“Ours’ stopped with a jerk but I thought we had just beached until I found water rising in the bottom of the craft. Then I realised one of these girders must have pierced the side of the boat. Fortunately there was no shell or else several men would have been killed or wounded.
“By the time the Canadians in front had got out the water was up to our knees and we couldn’t waste time hitching packs on to our backs. I grabbed hold of mine felt for my rifle under the water and picked up two shovels lying in the front. The pack was too heavy though as it was now waterlogged so I had to leave it and get ashore through waste, deep water and over two stranded LCAs.
“Things seemed very quiet on the beach. An occasional bullet from some sniper would crack by but that was all.

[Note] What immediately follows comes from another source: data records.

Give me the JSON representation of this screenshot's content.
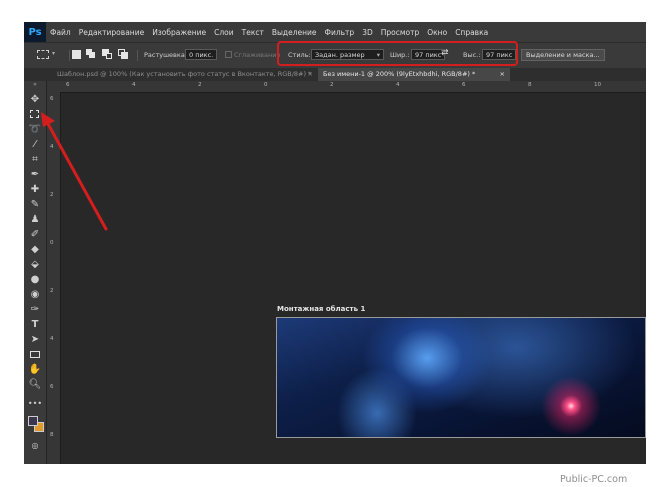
{
  "app": {
    "logo": "Ps"
  },
  "menu": [
    "Файл",
    "Редактирование",
    "Изображение",
    "Слои",
    "Текст",
    "Выделение",
    "Фильтр",
    "3D",
    "Просмотр",
    "Окно",
    "Справка"
  ],
  "options": {
    "feather_label": "Растушевка:",
    "feather_value": "0 пикс.",
    "antialias_label": "Сглаживание",
    "style_label": "Стиль:",
    "style_value": "Задан. размер",
    "width_label": "Шир.:",
    "width_value": "97 пикс",
    "height_label": "Выс.:",
    "height_value": "97 пикс",
    "mask_button": "Выделение и маска..."
  },
  "tabs": [
    {
      "label": "Шаблон.psd @ 100% (Как установить фото статус в Вконтакте, RGB/8#) *",
      "close": "×",
      "active": false
    },
    {
      "label": "Без имени-1 @ 200% (9lyEtxhbdhi, RGB/8#) *",
      "close": "×",
      "active": true
    }
  ],
  "ruler_top": [
    "6",
    "4",
    "2",
    "0",
    "2",
    "4",
    "6",
    "8",
    "10"
  ],
  "ruler_left": [
    "6",
    "4",
    "2",
    "0",
    "2",
    "4",
    "6",
    "8"
  ],
  "artboard": {
    "label": "Монтажная область 1"
  },
  "colors": {
    "accent_red": "#d41e1e",
    "foreground": "#3c3550",
    "background": "#e09a2c"
  },
  "watermark": "Public-PC.com"
}
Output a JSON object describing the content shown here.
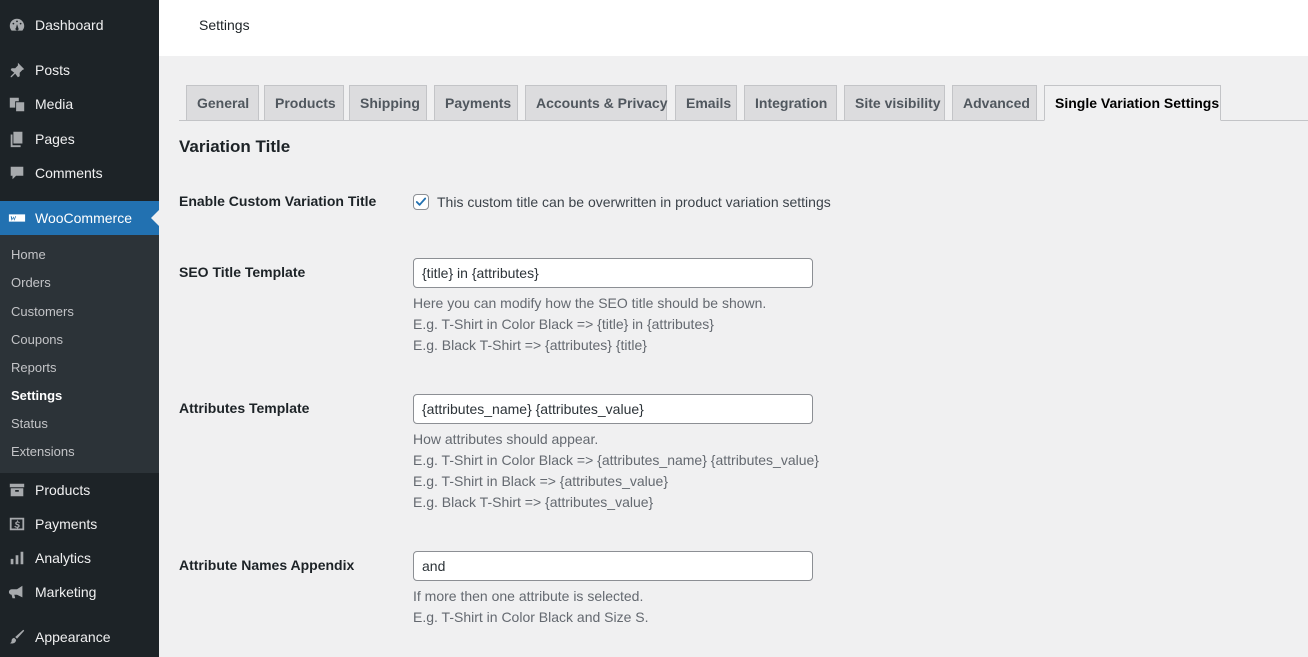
{
  "sidebar": {
    "top_items": [
      {
        "label": "Dashboard",
        "icon": "dashboard-icon"
      },
      {
        "label": "Posts",
        "icon": "pin-icon"
      },
      {
        "label": "Media",
        "icon": "media-icon"
      },
      {
        "label": "Pages",
        "icon": "pages-icon"
      },
      {
        "label": "Comments",
        "icon": "comments-icon"
      },
      {
        "label": "WooCommerce",
        "icon": "woocommerce-icon"
      }
    ],
    "submenu": [
      "Home",
      "Orders",
      "Customers",
      "Coupons",
      "Reports",
      "Settings",
      "Status",
      "Extensions"
    ],
    "bottom_items": [
      {
        "label": "Products",
        "icon": "archive-icon"
      },
      {
        "label": "Payments",
        "icon": "payments-icon"
      },
      {
        "label": "Analytics",
        "icon": "analytics-icon"
      },
      {
        "label": "Marketing",
        "icon": "megaphone-icon"
      },
      {
        "label": "Appearance",
        "icon": "brush-icon"
      }
    ],
    "active_color": "#2271b1"
  },
  "header": {
    "title": "Settings"
  },
  "tabs": [
    {
      "label": "General"
    },
    {
      "label": "Products"
    },
    {
      "label": "Shipping"
    },
    {
      "label": "Payments"
    },
    {
      "label": "Accounts & Privacy"
    },
    {
      "label": "Emails"
    },
    {
      "label": "Integration"
    },
    {
      "label": "Site visibility"
    },
    {
      "label": "Advanced"
    },
    {
      "label": "Single Variation Settings",
      "active": true
    }
  ],
  "section": {
    "title": "Variation Title",
    "enable": {
      "label": "Enable Custom Variation Title",
      "checked": true,
      "checkbox_label": "This custom title can be overwritten in product variation settings"
    },
    "seo": {
      "label": "SEO Title Template",
      "value": "{title} in {attributes}",
      "desc": [
        "Here you can modify how the SEO title should be shown.",
        "E.g. T-Shirt in Color Black => {title} in {attributes}",
        "E.g. Black T-Shirt => {attributes} {title}"
      ]
    },
    "attributes": {
      "label": "Attributes Template",
      "value": "{attributes_name} {attributes_value}",
      "desc": [
        "How attributes should appear.",
        "E.g. T-Shirt in Color Black => {attributes_name} {attributes_value}",
        "E.g. T-Shirt in Black => {attributes_value}",
        "E.g. Black T-Shirt => {attributes_value}"
      ]
    },
    "appendix": {
      "label": "Attribute Names Appendix",
      "value": "and",
      "desc": [
        "If more then one attribute is selected.",
        "E.g. T-Shirt in Color Black and Size S."
      ]
    }
  }
}
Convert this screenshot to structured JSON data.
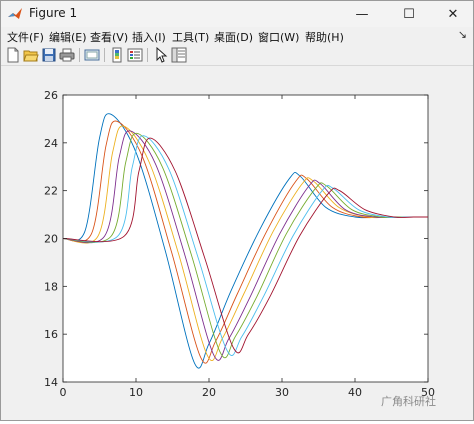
{
  "window": {
    "title": "Figure 1",
    "minimize_glyph": "—",
    "maximize_glyph": "☐",
    "close_glyph": "✕"
  },
  "menu": {
    "items": [
      {
        "label": "文件(F)"
      },
      {
        "label": "编辑(E)"
      },
      {
        "label": "查看(V)"
      },
      {
        "label": "插入(I)"
      },
      {
        "label": "工具(T)"
      },
      {
        "label": "桌面(D)"
      },
      {
        "label": "窗口(W)"
      },
      {
        "label": "帮助(H)"
      }
    ],
    "right_glyph": "↘"
  },
  "toolbar": {
    "buttons": [
      "new-figure-icon",
      "open-file-icon",
      "save-icon",
      "print-icon",
      "link-plot-icon",
      "insert-colorbar-icon",
      "insert-legend-icon",
      "pointer-icon",
      "property-inspector-icon"
    ]
  },
  "watermark": {
    "text": "广角科研社"
  },
  "colors": {
    "series": [
      "#0072BD",
      "#D95319",
      "#EDB120",
      "#7E2F8E",
      "#77AC30",
      "#4DBEEE",
      "#A2142F"
    ]
  },
  "chart_data": {
    "type": "line",
    "title": "",
    "xlabel": "",
    "ylabel": "",
    "xlim": [
      0,
      50
    ],
    "ylim": [
      14,
      26
    ],
    "xticks": [
      0,
      10,
      20,
      30,
      40,
      50
    ],
    "yticks": [
      14,
      16,
      18,
      20,
      22,
      24,
      26
    ],
    "grid": false,
    "legend": "none",
    "series": [
      {
        "color": "#0072BD",
        "x": [
          0,
          3,
          5,
          6.5,
          10,
          14,
          18,
          20,
          23,
          27,
          31,
          32.5,
          36,
          40,
          44,
          50
        ],
        "y": [
          20,
          20.3,
          24.2,
          25.2,
          23.6,
          19.5,
          14.8,
          15.6,
          17.8,
          20.4,
          22.5,
          22.6,
          21.3,
          20.9,
          20.9,
          20.9
        ]
      },
      {
        "color": "#D95319",
        "x": [
          0,
          3.9,
          5.9,
          7.4,
          10.9,
          14.9,
          18.9,
          20.9,
          23.9,
          27.9,
          31.9,
          33.4,
          36.9,
          40.9,
          44,
          50
        ],
        "y": [
          20,
          20.2,
          23.9,
          24.9,
          23.4,
          19.4,
          15.0,
          15.7,
          17.7,
          20.3,
          22.4,
          22.5,
          21.3,
          20.9,
          20.9,
          20.9
        ]
      },
      {
        "color": "#EDB120",
        "x": [
          0,
          4.8,
          6.8,
          8.3,
          11.8,
          15.8,
          19.8,
          21.8,
          24.8,
          28.8,
          32.8,
          34.3,
          37.8,
          41.8,
          45,
          50
        ],
        "y": [
          20,
          20.1,
          23.6,
          24.7,
          23.2,
          19.4,
          15.1,
          15.8,
          17.7,
          20.3,
          22.3,
          22.4,
          21.3,
          20.9,
          20.9,
          20.9
        ]
      },
      {
        "color": "#7E2F8E",
        "x": [
          0,
          5.7,
          7.7,
          9.2,
          12.7,
          16.7,
          20.7,
          22.7,
          25.7,
          29.7,
          33.7,
          35.2,
          38.7,
          42.7,
          46,
          50
        ],
        "y": [
          20,
          20.1,
          23.4,
          24.5,
          23.1,
          19.3,
          15.1,
          15.8,
          17.6,
          20.2,
          22.2,
          22.3,
          21.2,
          20.9,
          20.9,
          20.9
        ]
      },
      {
        "color": "#77AC30",
        "x": [
          0,
          6.6,
          8.6,
          10.1,
          13.6,
          17.6,
          21.6,
          23.6,
          26.6,
          30.6,
          34.6,
          36.1,
          39.6,
          43.6,
          46,
          50
        ],
        "y": [
          20,
          20.1,
          23.2,
          24.4,
          23.0,
          19.3,
          15.2,
          15.9,
          17.6,
          20.2,
          22.1,
          22.2,
          21.2,
          20.9,
          20.9,
          20.9
        ]
      },
      {
        "color": "#4DBEEE",
        "x": [
          0,
          7.5,
          9.5,
          11,
          14.5,
          18.5,
          22.5,
          24.5,
          27.5,
          31.5,
          35.5,
          37,
          40.5,
          44.5,
          47,
          50
        ],
        "y": [
          20,
          20.1,
          23.0,
          24.3,
          22.9,
          19.2,
          15.3,
          15.9,
          17.6,
          20.1,
          22.0,
          22.1,
          21.2,
          20.9,
          20.9,
          20.9
        ]
      },
      {
        "color": "#A2142F",
        "x": [
          0,
          8.4,
          10.4,
          11.9,
          15.4,
          19.4,
          23.4,
          25.4,
          28.4,
          32.4,
          36.4,
          37.9,
          41.4,
          45.4,
          48,
          50
        ],
        "y": [
          20,
          20.1,
          22.8,
          24.2,
          22.8,
          19.2,
          15.4,
          16.0,
          17.6,
          20.1,
          21.9,
          22.0,
          21.2,
          20.9,
          20.9,
          20.9
        ]
      }
    ]
  }
}
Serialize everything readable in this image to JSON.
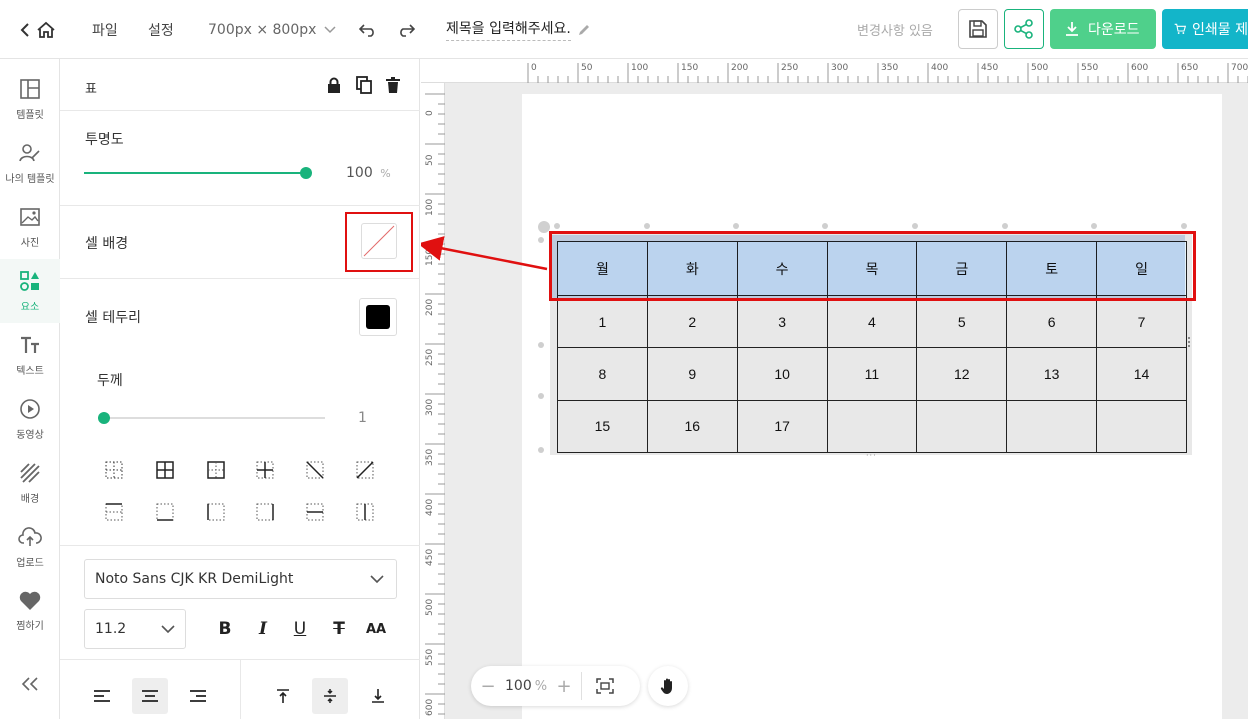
{
  "topbar": {
    "menu_file": "파일",
    "menu_settings": "설정",
    "canvas_size": "700px × 800px",
    "title": "제목을 입력해주세요.",
    "status": "변경사항 있음",
    "download_label": "다운로드",
    "print_label": "인쇄물 제"
  },
  "nav": {
    "items": [
      {
        "label": "템플릿",
        "icon": "template-icon"
      },
      {
        "label": "나의 템플릿",
        "icon": "my-template-icon"
      },
      {
        "label": "사진",
        "icon": "photo-icon"
      },
      {
        "label": "요소",
        "icon": "elements-icon"
      },
      {
        "label": "텍스트",
        "icon": "text-icon"
      },
      {
        "label": "동영상",
        "icon": "video-icon"
      },
      {
        "label": "배경",
        "icon": "background-icon"
      },
      {
        "label": "업로드",
        "icon": "upload-icon"
      },
      {
        "label": "찜하기",
        "icon": "heart-icon"
      }
    ],
    "active_index": 3
  },
  "panel": {
    "title": "표",
    "opacity_label": "투명도",
    "opacity_value": "100",
    "opacity_unit": "%",
    "opacity_fraction": 1.0,
    "cell_bg_label": "셀 배경",
    "cell_border_label": "셀 테두리",
    "border_color": "#000000",
    "thickness_label": "두께",
    "thickness_value": "1",
    "thickness_fraction": 0.0,
    "font_family": "Noto Sans CJK KR DemiLight",
    "font_size": "11.2",
    "text_case_label": "AA"
  },
  "table": {
    "header": [
      "월",
      "화",
      "수",
      "목",
      "금",
      "토",
      "일"
    ],
    "rows": [
      [
        "1",
        "2",
        "3",
        "4",
        "5",
        "6",
        "7"
      ],
      [
        "8",
        "9",
        "10",
        "11",
        "12",
        "13",
        "14"
      ],
      [
        "15",
        "16",
        "17",
        "",
        "",
        "",
        ""
      ]
    ],
    "header_bg": "#e6f3fa"
  },
  "zoom": {
    "value": "100",
    "unit": "%"
  },
  "ruler": {
    "top": [
      "0",
      "50",
      "100",
      "150",
      "200",
      "250",
      "300",
      "350",
      "400",
      "450",
      "500",
      "550",
      "600",
      "650",
      "700"
    ],
    "left": [
      "0",
      "50",
      "100",
      "150",
      "200",
      "250",
      "300",
      "350",
      "400",
      "450",
      "500",
      "550",
      "600"
    ]
  },
  "colors": {
    "accent": "#19b37c",
    "download_bg": "#4fd08b",
    "print_bg": "#13b5c9",
    "highlight": "#e01010"
  }
}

All along under the sea wall was a terrific crush of Canadians, and on my left as I walked up the 20 odd yards of beach were numbers of them lying prostrate on the sand, one or two attempting to crawl slowly up to the top.
“They had been caught by the cross fire from two pillboxes built into the wall which must have been murderous. The fact that those chaps might be dead or dying didn't seem to register somehow. One saw them and knew they had been hit but I was surprised with what detachment I looked at them.
“The stretcher bearers were busy bringing the wounded to the Beach Dressing Station where they were tended, wrapped in blankets and given cigarettes, and laid out in rows to await evacuation.
“They were very white and shivering, due of course to shock, but partly I expect to the chilliness of the day and the wetting they had got when landing.
“As the sea came up it began to lap around one or two of the still forms furthest out. I asked the stretcher bearers if they were going to be brought in, but no, nothing more could be done for them. After a while the crowd all along under the sea wall disappeared as the beach exit was cleared of the enemy and things began to sort themselves out.”
“War is horrible, and the sights and sounds and smells are things a man in battle takes as they come.
“If he is seemingly indifferent and can laugh and talk with all this round him, it is not that he doesn't care, or that his finer senses become fouled.
“He longs for beauty and peace more than he ever did before, and for the simple things of life, but fortunately he can look on these things and turn away and get on with his job.”